(Records from a dataset)
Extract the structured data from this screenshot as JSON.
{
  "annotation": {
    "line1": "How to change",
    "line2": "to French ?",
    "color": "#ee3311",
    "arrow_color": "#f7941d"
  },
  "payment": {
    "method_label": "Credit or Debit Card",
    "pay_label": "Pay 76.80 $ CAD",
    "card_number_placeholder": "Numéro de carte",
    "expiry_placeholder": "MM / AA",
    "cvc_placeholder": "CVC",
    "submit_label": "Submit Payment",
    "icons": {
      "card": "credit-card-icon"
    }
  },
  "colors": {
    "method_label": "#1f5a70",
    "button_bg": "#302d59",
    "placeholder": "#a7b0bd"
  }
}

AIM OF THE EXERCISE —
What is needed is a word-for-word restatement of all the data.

COMPLETED EXERCISE —
Extract the structured data from this screenshot as JSON.
{
  "annotation": {
    "line1": "How to change",
    "line2": "to French ?",
    "color": "#ee3311",
    "arrow_color": "#f7941d"
  },
  "payment": {
    "method_label": "Credit or Debit Card",
    "pay_label": "Pay 76.80 $ CAD",
    "card_number_placeholder": "Numéro de carte",
    "expiry_placeholder": "MM / AA",
    "cvc_placeholder": "CVC",
    "submit_label": "Submit Payment",
    "icons": {
      "card": "credit-card-icon"
    }
  },
  "colors": {
    "method_label": "#1f5a70",
    "button_bg": "#302d59",
    "placeholder": "#a7b0bd"
  }
}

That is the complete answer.